South Sudan: The plane, the swamp and a Christmas Eve call
One year after a touching encounter with a critically ill patient in a remote part of South Sudan, doctor Nabiha Essaji relives a story that begins on Christmas Eve...
It’s my second week in Leer, South Sudan, and it’s Christmas Eve.
This town has seen armed fighting over recent years, displacing thousands from their homes. Nine years ago, the Médecins Sans Frontières / Doctors Without Borders (MSF) hospital in Leer was burned to the ground; now the facility we run here is a lifeline for local people.
I’m in the middle of another long shift, the only doctor on the ward, when a colleague calls me to the emergency room. He is worried about a patient with severe pains in his abdomen.
Our two clinical officers see 80 to 100 patients between them each day, some of whom are extremely sick. They are experienced medical professionals who are dedicated to their community and responding under pressure is not new to them.
“If MSF hadn’t been there, he most likely would have died. It’s as simple as that.”
The patient, Thomas*, is 18 years old. He lies very still on the bed. His brother, Soro, hovers anxiously beside him. Thomas’s voice is weak as he tells us he has felt nauseous and feverish for days.
Soro explains that they set out for Leer on foot from Agok, around 80 miles away – a journey of several days through swampland – with the intention of visiting relatives over the Christmas period. Thomas grew increasingly unwell on the journey; by the time they arrived at our clinic, the pain was almost unbearable.
He grimaces as I examine his abdomen, which is solid to the touch. This is a sign of peritonitis – an inflammation of the abdominal lining – which is most likely caused by a ruptured appendix. It is an emergency that is easily treatable with surgery, but we have neither an operating theatre nor a surgeon in Leer.
We quickly make a plan. We start Thomas on vital intravenous antibiotics and fluids as well as pain relief, then perform an ultrasound of his abdomen that confirms the diagnosis.
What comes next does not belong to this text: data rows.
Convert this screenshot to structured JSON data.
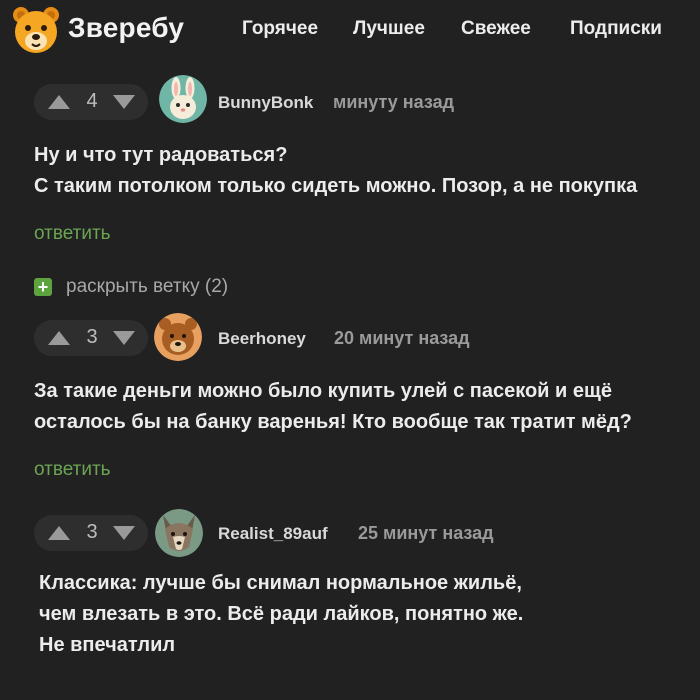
{
  "header": {
    "brand": "Зверебу",
    "logo_icon": "bear-logo-icon",
    "nav": [
      "Горячее",
      "Лучшее",
      "Свежее",
      "Подписки"
    ]
  },
  "comments": [
    {
      "votes": "4",
      "username": "BunnyBonk",
      "time": "минуту назад",
      "avatar_icon": "bunny-avatar-icon",
      "lines": [
        "Ну и что тут радоваться?",
        "С таким потолком только сидеть можно. Позор, а не покупка"
      ],
      "reply": "ответить"
    },
    {
      "votes": "3",
      "username": "Beerhoney",
      "time": "20 минут назад",
      "avatar_icon": "bear-avatar-icon",
      "lines": [
        "За такие деньги можно было купить улей с пасекой и ещё",
        "осталось бы на банку варенья! Кто вообще так тратит мёд?"
      ],
      "reply": "ответить"
    },
    {
      "votes": "3",
      "username": "Realist_89auf",
      "time": "25 минут назад",
      "avatar_icon": "wolf-avatar-icon",
      "lines": [
        "Классика: лучше бы снимал нормальное жильё,",
        "чем влезать в это. Всё ради лайков, понятно же.",
        "Не впечатлил"
      ]
    }
  ],
  "expand": {
    "icon": "plus-icon",
    "label": "раскрыть ветку (2)"
  },
  "colors": {
    "background": "#212121",
    "accent_green": "#6ba553",
    "brand_orange": "#f5a623"
  }
}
Whilst we cannot provide the lifesaving surgery that he needs in Leer, there is an MSF hospital 70 miles away that can.
However, even though it is dry season, the roads are flooded and the hospital is completely inaccessible by car. Driving there through deep mud, swamp water and potholes would be impossible.
With the clock ticking, I speak to our clinical team leader. He calls the MSF hospital in Bentiu camp – home to 100,000 displaced people – which has an operating theatre and surgical team. Within hours, an emergency plane has been arranged to transfer Thomas and his brother to Bentiu.
They fly out on Christmas morning and they operate on Thomas that afternoon. Meanwhile, my day continues much as normal, with ward rounds and reviewing unwell patients.
Except today, when work is over, a hybrid Italian-Syrian-Canadian Christmas meal with my MSF colleagues is waiting for me back at the compound.
Honorary team member
Three days later, Thomas and Soro are flown back to Leer on the next available plane. It has been a long, strenuous journey for them both.
Thomas will stay on the ward for another 10 days until his stitches can be removed, but Soro says that he must return home – he has responsibilities there.
Without his brother, but surrounded by the MSF team and other patients, Thomas soon becomes an honorary MSFer…
The civil war in South Sudan, which began in 2013, disrupted secondary school education across the country. Thomas is one of the lucky few in his generation to have attended some years of secondary school and he is able to speak a little English.
We often chat together. And, as most people around Leer speak Nuer, Thomas helpfully assigns himself the role of ward translator.
There is a culture of looking after each other in this community and, when he feels better, Thomas helps out where he can on the ward, fetching meals for other patients and calling for assistance on behalf of those who are unable to do so themselves.
In the new year, Thomas is lucky to get a lift on a moped part of the way back to Agok. He has made a full recovery and is all smiles as he leaves, promising to look after himself in the coming weeks.
One year later
This December, as I make plans for the festive season, I find myself thinking of Thomas and Soro.
They grew up through war, hunger and uncertainty, without the chance to be children. I hope that now Thomas has the chance to continue in school and to enjoy his young adult years.
When his appendix ruptured, Thomas was young and fit, and he had the support and determination of his brother to get medical assistance. They both showed incredible strength and resilience to get to our facility at all. But if MSF hadn’t been there, he most likely would have died.
It’s as simple as that.
South Sudan is still in a state of crisis: the country has been through decades of conflict, while permanent floods are being intensified by the climate emergency, making it harder for people to get hold of food and making living conditions tougher by the day.
People’s need for medical care continues to grow. But MSF has an enormous impact in providing life-saving care to those who need it most.
* Names have been changed
MSF in South Sudan
Médecins Sans Frontières / Doctors Without Borders (MSF) works in hospitals and clinics throughout South Sudan, where we run some of our biggest programmes worldwide.